* Records to process
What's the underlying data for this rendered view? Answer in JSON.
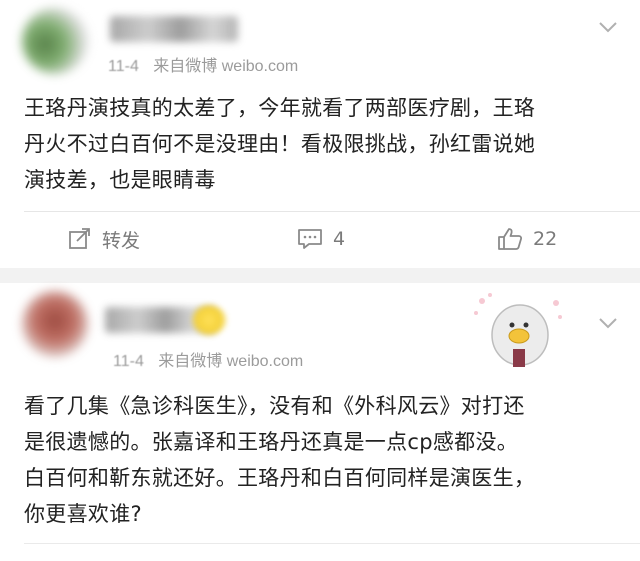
{
  "posts": [
    {
      "date": "11-4",
      "source": "来自微博 weibo.com",
      "text_lines": [
        "王珞丹演技真的太差了，今年就看了两部医疗剧，王珞",
        "丹火不过白百何不是没理由！看极限挑战，孙红雷说她",
        "演技差，也是眼睛毒"
      ],
      "actions": {
        "repost_label": "转发",
        "comment_count": "4",
        "like_count": "22"
      }
    },
    {
      "date": "11-4",
      "source": "来自微博 weibo.com",
      "text_lines": [
        "看了几集《急诊科医生》，没有和《外科风云》对打还",
        "是很遗憾的。张嘉译和王珞丹还真是一点cp感都没。",
        "白百何和靳东就还好。王珞丹和白百何同样是演医生，",
        "你更喜欢谁?"
      ]
    }
  ],
  "icons": {
    "menu": "chevron-down-icon",
    "repost": "repost-icon",
    "comment": "comment-icon",
    "like": "thumbs-up-icon"
  },
  "colors": {
    "text": "#222222",
    "meta": "#9b9b9b",
    "separator": "#f2f2f2"
  }
}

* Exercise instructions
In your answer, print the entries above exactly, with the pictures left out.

* Answer space
What's the underlying data for this rendered view? Answer in JSON.
{
  "posts": [
    {
      "date": "11-4",
      "source": "来自微博 weibo.com",
      "text_lines": [
        "王珞丹演技真的太差了，今年就看了两部医疗剧，王珞",
        "丹火不过白百何不是没理由！看极限挑战，孙红雷说她",
        "演技差，也是眼睛毒"
      ],
      "actions": {
        "repost_label": "转发",
        "comment_count": "4",
        "like_count": "22"
      }
    },
    {
      "date": "11-4",
      "source": "来自微博 weibo.com",
      "text_lines": [
        "看了几集《急诊科医生》，没有和《外科风云》对打还",
        "是很遗憾的。张嘉译和王珞丹还真是一点cp感都没。",
        "白百何和靳东就还好。王珞丹和白百何同样是演医生，",
        "你更喜欢谁?"
      ]
    }
  ],
  "icons": {
    "menu": "chevron-down-icon",
    "repost": "repost-icon",
    "comment": "comment-icon",
    "like": "thumbs-up-icon"
  },
  "colors": {
    "text": "#222222",
    "meta": "#9b9b9b",
    "separator": "#f2f2f2"
  }
}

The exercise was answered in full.